Supplied entries:
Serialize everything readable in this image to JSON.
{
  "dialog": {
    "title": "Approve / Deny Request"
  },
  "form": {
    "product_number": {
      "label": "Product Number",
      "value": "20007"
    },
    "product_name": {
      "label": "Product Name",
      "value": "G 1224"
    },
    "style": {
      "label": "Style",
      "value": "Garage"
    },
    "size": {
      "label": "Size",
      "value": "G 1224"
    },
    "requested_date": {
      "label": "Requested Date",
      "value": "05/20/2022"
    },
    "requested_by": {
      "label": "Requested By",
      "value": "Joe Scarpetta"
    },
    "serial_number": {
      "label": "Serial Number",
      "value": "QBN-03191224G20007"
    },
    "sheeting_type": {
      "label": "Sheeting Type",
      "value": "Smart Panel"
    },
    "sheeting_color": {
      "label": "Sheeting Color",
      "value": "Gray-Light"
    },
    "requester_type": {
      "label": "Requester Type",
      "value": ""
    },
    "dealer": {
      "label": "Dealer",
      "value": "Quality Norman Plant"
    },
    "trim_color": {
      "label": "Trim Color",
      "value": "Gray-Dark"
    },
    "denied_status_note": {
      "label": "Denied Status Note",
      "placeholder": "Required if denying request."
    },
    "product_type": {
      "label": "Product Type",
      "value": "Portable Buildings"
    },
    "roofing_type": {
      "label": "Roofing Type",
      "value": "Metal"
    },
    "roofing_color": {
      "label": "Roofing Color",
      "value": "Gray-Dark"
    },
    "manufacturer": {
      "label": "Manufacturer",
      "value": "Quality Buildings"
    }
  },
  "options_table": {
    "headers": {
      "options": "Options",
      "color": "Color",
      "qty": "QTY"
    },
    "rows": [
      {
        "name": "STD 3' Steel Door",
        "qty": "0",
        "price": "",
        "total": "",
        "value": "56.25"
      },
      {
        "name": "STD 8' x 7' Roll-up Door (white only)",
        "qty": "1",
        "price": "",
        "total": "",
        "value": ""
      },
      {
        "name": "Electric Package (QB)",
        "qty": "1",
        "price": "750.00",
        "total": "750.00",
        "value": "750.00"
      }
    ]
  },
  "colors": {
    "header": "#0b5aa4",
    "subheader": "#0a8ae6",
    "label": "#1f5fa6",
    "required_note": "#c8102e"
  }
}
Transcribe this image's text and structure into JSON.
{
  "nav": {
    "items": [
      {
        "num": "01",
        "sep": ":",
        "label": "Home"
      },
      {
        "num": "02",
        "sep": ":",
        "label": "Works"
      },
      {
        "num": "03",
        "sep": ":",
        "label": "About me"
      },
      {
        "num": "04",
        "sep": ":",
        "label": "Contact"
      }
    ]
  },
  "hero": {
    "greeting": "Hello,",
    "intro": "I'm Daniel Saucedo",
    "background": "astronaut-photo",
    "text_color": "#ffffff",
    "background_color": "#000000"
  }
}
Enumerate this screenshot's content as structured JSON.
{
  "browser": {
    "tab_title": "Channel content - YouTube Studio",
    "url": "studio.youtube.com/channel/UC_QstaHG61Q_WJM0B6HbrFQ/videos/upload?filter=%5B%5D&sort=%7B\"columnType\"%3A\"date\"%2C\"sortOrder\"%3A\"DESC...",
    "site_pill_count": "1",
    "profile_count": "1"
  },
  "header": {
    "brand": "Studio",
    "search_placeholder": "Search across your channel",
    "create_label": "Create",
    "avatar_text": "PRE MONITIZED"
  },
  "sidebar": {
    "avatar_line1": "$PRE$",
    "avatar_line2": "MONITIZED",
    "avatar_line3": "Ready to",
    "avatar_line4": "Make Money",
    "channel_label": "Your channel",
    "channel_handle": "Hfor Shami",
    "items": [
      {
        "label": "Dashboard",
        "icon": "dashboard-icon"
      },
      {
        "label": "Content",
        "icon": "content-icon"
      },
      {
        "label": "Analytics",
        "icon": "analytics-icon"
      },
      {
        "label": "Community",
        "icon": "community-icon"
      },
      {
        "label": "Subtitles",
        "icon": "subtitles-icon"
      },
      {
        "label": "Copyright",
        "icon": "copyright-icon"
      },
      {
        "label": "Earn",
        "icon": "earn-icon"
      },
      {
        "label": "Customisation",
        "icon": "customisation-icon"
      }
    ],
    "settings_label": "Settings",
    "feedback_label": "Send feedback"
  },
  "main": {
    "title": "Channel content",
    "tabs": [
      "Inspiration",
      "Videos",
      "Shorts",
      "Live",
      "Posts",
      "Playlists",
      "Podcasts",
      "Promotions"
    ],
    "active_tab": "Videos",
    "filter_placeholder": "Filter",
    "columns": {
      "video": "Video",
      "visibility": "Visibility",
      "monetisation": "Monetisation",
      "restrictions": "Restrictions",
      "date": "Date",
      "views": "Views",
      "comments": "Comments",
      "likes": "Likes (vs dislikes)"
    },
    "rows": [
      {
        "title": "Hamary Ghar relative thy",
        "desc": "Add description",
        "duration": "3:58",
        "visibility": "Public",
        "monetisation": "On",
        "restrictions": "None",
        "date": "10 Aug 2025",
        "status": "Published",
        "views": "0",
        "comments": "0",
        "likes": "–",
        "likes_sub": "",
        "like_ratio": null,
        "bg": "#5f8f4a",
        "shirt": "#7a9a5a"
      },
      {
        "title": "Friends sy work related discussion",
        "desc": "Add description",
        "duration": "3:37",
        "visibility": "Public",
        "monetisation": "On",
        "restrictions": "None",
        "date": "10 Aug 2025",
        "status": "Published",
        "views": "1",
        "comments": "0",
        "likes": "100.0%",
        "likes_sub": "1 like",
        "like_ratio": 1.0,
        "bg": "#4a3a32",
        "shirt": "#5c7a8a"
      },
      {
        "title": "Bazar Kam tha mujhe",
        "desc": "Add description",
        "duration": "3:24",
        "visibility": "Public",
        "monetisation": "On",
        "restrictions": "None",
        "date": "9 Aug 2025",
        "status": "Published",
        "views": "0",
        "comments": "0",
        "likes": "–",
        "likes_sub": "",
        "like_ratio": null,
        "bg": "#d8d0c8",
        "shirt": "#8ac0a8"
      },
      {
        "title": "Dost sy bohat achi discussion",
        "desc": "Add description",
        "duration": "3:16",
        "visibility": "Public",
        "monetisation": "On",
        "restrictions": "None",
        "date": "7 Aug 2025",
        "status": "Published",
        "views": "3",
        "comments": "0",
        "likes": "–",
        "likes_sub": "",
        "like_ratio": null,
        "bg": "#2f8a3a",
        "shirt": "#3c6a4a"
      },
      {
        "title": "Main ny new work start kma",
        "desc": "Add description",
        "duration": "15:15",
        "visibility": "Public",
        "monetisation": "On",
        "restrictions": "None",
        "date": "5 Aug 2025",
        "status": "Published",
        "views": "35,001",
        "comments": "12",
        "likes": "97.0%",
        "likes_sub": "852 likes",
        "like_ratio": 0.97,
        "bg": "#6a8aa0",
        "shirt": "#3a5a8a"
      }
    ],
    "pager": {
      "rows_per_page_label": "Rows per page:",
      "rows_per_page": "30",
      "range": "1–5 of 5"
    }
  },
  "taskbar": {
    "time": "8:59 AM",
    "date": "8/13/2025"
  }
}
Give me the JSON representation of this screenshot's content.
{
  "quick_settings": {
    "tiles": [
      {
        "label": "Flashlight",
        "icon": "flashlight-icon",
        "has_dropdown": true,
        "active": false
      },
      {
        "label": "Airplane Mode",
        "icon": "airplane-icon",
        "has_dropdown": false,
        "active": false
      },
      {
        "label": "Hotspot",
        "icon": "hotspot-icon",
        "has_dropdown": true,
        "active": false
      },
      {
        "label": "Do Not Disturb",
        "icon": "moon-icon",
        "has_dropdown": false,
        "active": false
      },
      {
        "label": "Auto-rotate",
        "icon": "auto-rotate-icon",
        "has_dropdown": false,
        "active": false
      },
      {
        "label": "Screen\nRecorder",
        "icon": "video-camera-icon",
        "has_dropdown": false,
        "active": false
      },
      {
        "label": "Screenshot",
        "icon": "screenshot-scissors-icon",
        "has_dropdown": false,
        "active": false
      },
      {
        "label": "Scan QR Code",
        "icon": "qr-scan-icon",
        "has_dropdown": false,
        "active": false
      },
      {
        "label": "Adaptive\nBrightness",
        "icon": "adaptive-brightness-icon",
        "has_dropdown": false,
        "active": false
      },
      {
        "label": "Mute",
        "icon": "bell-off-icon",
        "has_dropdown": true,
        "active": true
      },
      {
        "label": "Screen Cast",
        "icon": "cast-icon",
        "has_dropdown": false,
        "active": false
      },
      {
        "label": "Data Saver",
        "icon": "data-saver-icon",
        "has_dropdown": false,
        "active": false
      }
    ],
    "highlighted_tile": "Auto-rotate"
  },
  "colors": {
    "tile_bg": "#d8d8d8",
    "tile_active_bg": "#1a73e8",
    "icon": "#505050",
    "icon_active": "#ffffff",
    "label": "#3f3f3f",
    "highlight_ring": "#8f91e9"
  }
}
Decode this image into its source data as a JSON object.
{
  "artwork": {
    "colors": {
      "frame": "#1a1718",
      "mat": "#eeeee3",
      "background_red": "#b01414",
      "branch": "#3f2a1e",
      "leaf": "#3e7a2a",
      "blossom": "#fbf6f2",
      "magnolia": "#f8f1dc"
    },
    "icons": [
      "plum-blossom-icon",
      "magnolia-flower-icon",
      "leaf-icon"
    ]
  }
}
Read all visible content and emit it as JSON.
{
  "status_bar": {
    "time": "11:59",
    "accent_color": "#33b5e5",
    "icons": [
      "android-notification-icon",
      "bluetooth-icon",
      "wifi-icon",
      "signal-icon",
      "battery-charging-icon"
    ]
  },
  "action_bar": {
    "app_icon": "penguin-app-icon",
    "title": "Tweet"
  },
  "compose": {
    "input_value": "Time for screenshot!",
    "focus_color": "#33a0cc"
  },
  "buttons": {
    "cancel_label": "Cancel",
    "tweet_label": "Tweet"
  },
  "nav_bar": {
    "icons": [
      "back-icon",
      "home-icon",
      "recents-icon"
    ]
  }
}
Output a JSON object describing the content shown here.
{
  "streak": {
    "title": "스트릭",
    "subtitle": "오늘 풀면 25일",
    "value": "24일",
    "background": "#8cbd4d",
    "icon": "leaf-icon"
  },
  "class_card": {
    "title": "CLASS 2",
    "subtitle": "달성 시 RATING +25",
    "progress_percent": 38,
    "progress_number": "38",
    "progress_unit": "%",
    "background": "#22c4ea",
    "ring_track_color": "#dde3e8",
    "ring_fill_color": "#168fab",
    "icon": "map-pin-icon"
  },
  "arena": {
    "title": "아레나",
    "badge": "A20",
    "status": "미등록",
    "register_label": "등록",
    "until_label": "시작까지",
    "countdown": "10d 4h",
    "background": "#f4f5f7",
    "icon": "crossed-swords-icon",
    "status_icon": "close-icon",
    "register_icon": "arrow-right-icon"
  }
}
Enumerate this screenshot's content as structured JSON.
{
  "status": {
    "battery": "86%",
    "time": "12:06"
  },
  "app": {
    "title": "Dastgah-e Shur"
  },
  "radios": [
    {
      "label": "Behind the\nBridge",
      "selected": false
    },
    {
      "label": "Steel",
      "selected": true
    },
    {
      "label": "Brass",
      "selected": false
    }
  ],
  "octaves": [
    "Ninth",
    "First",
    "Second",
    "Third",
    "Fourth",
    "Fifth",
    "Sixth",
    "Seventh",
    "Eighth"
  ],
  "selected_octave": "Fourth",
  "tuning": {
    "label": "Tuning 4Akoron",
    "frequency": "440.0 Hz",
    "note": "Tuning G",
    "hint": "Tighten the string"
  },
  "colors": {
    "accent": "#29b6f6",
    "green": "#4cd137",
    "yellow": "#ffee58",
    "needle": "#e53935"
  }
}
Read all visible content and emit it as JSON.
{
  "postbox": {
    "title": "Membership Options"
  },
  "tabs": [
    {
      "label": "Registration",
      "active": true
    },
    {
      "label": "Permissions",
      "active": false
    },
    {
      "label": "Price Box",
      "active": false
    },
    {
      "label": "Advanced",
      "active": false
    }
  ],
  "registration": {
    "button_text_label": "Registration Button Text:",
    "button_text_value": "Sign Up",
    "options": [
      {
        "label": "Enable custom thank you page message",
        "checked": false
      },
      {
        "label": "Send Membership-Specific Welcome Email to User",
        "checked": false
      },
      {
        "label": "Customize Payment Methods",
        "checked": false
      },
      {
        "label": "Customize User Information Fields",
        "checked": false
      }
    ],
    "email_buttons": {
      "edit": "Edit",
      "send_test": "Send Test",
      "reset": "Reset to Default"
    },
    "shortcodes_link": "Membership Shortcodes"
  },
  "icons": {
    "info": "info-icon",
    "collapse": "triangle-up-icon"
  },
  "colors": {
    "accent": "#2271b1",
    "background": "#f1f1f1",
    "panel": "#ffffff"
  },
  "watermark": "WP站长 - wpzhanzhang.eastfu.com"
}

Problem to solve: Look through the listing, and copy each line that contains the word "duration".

Answer section:
        "duration": "3:58",
        "duration": "3:37",
        "duration": "3:24",
        "duration": "3:16",
        "duration": "15:15",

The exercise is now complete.